**Exercise description:**
Could you restate the entries below word for word and leave out the pictures?

**Stored data:**
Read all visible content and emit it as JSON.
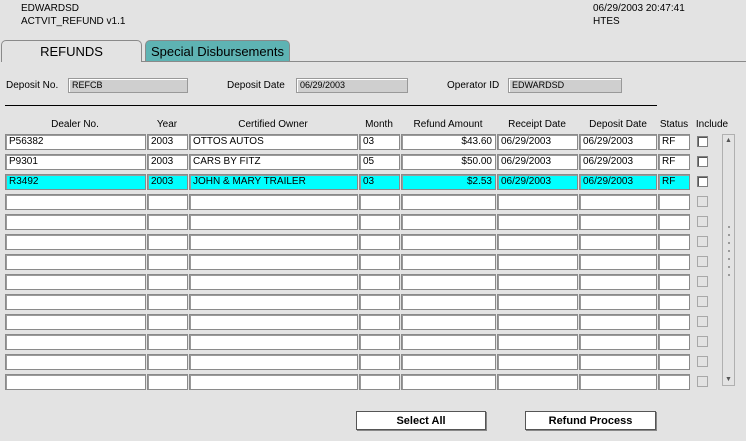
{
  "header": {
    "user": "EDWARDSD",
    "module": "ACTVIT_REFUND v1.1",
    "datetime": "06/29/2003 20:47:41",
    "system": "HTES"
  },
  "tabs": [
    {
      "label": "REFUNDS",
      "active": true
    },
    {
      "label": "Special Disbursements",
      "active": false
    }
  ],
  "form": {
    "deposit_no_label": "Deposit No.",
    "deposit_no": "REFCB",
    "deposit_date_label": "Deposit Date",
    "deposit_date": "06/29/2003",
    "operator_label": "Operator ID",
    "operator": "EDWARDSD"
  },
  "table": {
    "columns": [
      "Dealer No.",
      "Year",
      "Certified Owner",
      "Month",
      "Refund Amount",
      "Receipt Date",
      "Deposit Date",
      "Status",
      "Include"
    ],
    "rows": [
      {
        "dealer": "P56382",
        "year": "2003",
        "owner": "OTTOS AUTOS",
        "month": "03",
        "amount": "$43.60",
        "receipt": "06/29/2003",
        "deposit": "06/29/2003",
        "status": "RF"
      },
      {
        "dealer": "P9301",
        "year": "2003",
        "owner": "CARS BY FITZ",
        "month": "05",
        "amount": "$50.00",
        "receipt": "06/29/2003",
        "deposit": "06/29/2003",
        "status": "RF"
      },
      {
        "dealer": "R3492",
        "year": "2003",
        "owner": "JOHN & MARY TRAILER",
        "month": "03",
        "amount": "$2.53",
        "receipt": "06/29/2003",
        "deposit": "06/29/2003",
        "status": "RF"
      }
    ],
    "selected_row": 2,
    "total_rows": 13
  },
  "buttons": {
    "select_all": "Select All",
    "refund_process": "Refund Process"
  },
  "colors": {
    "background": "#e3e3e3",
    "selected_row": "#00ffff",
    "inactive_tab": "#5eb3b3"
  }
}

**Exercise output:**
Read all visible content and emit it as JSON.
{
  "header": {
    "user": "EDWARDSD",
    "module": "ACTVIT_REFUND v1.1",
    "datetime": "06/29/2003 20:47:41",
    "system": "HTES"
  },
  "tabs": [
    {
      "label": "REFUNDS",
      "active": true
    },
    {
      "label": "Special Disbursements",
      "active": false
    }
  ],
  "form": {
    "deposit_no_label": "Deposit No.",
    "deposit_no": "REFCB",
    "deposit_date_label": "Deposit Date",
    "deposit_date": "06/29/2003",
    "operator_label": "Operator ID",
    "operator": "EDWARDSD"
  },
  "table": {
    "columns": [
      "Dealer No.",
      "Year",
      "Certified Owner",
      "Month",
      "Refund Amount",
      "Receipt Date",
      "Deposit Date",
      "Status",
      "Include"
    ],
    "rows": [
      {
        "dealer": "P56382",
        "year": "2003",
        "owner": "OTTOS AUTOS",
        "month": "03",
        "amount": "$43.60",
        "receipt": "06/29/2003",
        "deposit": "06/29/2003",
        "status": "RF"
      },
      {
        "dealer": "P9301",
        "year": "2003",
        "owner": "CARS BY FITZ",
        "month": "05",
        "amount": "$50.00",
        "receipt": "06/29/2003",
        "deposit": "06/29/2003",
        "status": "RF"
      },
      {
        "dealer": "R3492",
        "year": "2003",
        "owner": "JOHN & MARY TRAILER",
        "month": "03",
        "amount": "$2.53",
        "receipt": "06/29/2003",
        "deposit": "06/29/2003",
        "status": "RF"
      }
    ],
    "selected_row": 2,
    "total_rows": 13
  },
  "buttons": {
    "select_all": "Select All",
    "refund_process": "Refund Process"
  },
  "colors": {
    "background": "#e3e3e3",
    "selected_row": "#00ffff",
    "inactive_tab": "#5eb3b3"
  }
}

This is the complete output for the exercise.